By: Julie Rogers Bascom, Director, Learning and Leadership
High school students might be asking themselves the following:
- What’s an impressive amount of service hours?
- How many service hours do I need to be competitive in applying to college?
- What counts as service hours?
These are the questions that came up when I googled “required service-learning hours.” This is what I’m wondering about: what are the outcomes we want for our young people as they engage in meaningful service-learning?
I think service-learning can be transformational for a young person. When a student finds an issue or community problem they care about and follows the service-learning IPARD process, they see themselves as a problem solver. (To access more information on IPARD, sign up for the Resource Library and search “IPARD.”) They see the experience as one where they learn about themselves, build leadership skills and make a difference in their community. They apply what they are learning in their classroom to real world issues.
It’s intrinsic – not something they do to just build their resume or transcript.
Students and teachers might view required service or service-learning hours as just one more box to check off. One student commented to his mother upon her prodding him to turn in his required service hours:
“You know mom, you’re not supposed to be doing community service just so you can tell someone you did them. They’ve made it like homework now, when you should be doing it because of the impact it has, not because it was assigned and you just need to turn it in.”

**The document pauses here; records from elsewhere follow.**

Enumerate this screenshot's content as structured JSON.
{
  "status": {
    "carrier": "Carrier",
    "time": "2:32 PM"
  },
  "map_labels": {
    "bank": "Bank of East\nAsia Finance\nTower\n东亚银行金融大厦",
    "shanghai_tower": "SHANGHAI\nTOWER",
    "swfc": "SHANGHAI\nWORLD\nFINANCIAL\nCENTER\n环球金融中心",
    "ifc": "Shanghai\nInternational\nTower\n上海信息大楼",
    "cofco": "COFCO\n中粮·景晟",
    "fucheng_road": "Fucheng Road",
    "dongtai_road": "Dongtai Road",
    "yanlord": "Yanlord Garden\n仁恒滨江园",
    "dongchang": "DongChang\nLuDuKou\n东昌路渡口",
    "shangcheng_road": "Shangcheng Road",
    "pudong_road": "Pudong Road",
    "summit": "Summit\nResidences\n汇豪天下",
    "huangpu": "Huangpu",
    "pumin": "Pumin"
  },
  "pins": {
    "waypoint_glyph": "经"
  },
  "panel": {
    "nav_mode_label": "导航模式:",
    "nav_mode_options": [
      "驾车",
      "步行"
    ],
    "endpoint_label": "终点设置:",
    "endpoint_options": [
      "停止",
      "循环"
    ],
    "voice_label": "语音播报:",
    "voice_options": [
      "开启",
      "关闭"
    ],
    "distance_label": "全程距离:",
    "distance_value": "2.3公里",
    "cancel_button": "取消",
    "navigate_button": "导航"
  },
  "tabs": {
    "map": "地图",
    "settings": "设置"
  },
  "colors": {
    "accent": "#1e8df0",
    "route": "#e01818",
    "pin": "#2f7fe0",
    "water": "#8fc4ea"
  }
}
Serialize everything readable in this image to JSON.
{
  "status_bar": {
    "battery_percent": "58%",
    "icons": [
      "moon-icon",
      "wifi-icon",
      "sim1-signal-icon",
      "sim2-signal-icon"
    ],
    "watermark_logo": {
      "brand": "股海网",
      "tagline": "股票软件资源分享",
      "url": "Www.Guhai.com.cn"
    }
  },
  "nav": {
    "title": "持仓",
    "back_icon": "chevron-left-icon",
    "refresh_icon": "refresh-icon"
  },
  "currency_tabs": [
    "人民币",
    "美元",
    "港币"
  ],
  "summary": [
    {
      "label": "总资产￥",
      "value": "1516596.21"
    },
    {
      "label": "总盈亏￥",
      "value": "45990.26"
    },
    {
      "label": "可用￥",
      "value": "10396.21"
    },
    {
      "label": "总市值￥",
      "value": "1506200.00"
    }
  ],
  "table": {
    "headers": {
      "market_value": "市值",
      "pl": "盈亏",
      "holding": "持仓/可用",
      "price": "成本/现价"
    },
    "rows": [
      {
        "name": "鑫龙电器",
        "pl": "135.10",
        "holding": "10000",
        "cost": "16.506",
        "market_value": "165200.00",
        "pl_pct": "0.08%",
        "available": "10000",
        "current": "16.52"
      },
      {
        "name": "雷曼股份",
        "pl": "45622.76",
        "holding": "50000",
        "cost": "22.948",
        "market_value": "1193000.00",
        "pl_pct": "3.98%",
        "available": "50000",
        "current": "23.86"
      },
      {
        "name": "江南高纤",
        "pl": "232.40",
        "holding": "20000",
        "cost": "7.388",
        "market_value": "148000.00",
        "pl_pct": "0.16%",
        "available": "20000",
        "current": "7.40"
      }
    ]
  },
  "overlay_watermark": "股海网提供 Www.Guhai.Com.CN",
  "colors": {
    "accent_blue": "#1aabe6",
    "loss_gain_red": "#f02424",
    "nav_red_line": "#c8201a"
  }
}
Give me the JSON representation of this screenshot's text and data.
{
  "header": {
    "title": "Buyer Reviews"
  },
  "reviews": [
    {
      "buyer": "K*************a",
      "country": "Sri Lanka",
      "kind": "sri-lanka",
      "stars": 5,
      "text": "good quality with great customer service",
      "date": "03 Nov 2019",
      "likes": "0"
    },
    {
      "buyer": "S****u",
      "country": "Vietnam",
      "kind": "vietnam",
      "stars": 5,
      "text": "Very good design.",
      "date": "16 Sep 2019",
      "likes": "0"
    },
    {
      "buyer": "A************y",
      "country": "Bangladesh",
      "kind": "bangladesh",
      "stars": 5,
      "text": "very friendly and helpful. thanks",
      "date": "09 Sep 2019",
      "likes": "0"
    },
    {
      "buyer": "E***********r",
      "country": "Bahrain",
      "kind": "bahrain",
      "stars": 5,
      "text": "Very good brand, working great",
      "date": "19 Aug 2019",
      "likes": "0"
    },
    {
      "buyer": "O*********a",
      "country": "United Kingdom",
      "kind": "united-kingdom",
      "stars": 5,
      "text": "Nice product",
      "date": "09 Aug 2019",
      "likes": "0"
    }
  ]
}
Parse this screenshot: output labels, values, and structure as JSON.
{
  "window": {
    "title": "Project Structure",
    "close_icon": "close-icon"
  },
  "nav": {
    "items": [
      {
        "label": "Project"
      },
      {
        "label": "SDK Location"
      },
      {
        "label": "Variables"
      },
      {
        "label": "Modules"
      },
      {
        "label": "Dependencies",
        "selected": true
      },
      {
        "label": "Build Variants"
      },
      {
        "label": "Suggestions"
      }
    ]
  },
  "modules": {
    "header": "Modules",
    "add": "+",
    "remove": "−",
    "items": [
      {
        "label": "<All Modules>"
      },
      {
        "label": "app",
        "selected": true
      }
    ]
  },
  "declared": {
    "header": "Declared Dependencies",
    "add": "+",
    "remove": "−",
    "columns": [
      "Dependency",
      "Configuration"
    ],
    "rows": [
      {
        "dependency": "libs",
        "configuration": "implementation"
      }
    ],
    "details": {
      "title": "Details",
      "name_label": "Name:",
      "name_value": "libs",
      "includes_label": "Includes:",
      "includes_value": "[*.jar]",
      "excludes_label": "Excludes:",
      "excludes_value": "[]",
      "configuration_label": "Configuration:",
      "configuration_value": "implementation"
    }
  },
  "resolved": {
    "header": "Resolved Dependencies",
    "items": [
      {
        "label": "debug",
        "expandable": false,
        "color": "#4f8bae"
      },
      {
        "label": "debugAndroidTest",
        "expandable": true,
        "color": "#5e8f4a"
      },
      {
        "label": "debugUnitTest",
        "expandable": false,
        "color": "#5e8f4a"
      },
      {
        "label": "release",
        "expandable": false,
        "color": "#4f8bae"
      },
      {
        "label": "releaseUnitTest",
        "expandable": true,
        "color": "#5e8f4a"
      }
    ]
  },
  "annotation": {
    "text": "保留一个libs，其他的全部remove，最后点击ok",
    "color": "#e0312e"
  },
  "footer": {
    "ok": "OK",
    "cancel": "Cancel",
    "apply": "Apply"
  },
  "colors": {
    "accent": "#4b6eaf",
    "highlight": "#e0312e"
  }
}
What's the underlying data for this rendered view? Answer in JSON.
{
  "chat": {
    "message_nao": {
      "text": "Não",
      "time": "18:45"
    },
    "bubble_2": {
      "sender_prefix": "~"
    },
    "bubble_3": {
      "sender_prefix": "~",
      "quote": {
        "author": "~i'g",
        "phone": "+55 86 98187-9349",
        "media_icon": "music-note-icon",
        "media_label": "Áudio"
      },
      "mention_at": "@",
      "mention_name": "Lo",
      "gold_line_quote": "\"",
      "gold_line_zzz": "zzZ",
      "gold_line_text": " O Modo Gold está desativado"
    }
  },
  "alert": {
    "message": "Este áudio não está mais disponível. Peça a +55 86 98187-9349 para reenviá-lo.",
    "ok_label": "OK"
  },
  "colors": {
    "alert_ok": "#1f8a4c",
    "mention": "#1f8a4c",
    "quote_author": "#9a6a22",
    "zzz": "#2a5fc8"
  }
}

Harvard’s School of Education’s Making Caring Common Project helps us think about how to structure service experiences to promote ethical character. Turning the Tide, Inspiring Concern for Others and the Common Good through College Admissions offers recommendations for reshaping the admission process. The report suggests that admissions offices prioritize quality – not quantity – of service experiences. Meaningful and sustained service that emerges from a students’ passion and interest might hold more weight than the number of hours a student accrues.
When, and if, you are requiring service or service-learning hours, consider the following:
- How does this requirement lead to meeting academic or learning goals?
- What are other student outcomes that you hope the experience can elicit?
- How could the student service experiences include working collaboratively with other students or community partners?
- How can you build in the service-learning process of IPARD – Investigation, Planning and Preparation, Action, Reflection and Demonstration?
- Don’t forget the R – Reflection. How can you use Reflection as a way to deepen the experience for students?
- How can students “do with” rather than “do for” a community that could lead to a deeper understanding of social structures and inequalities?
I’m eager to hear your thoughts on how you use required service and service-learning hours in your school. Please feel free to email me at [email protected].
And to learn more about how to integrate the IPARD process into your required service-learning, sign up for our Educator Institute this summer as we explore how to pump up youth engagement in the classroom through service-learning!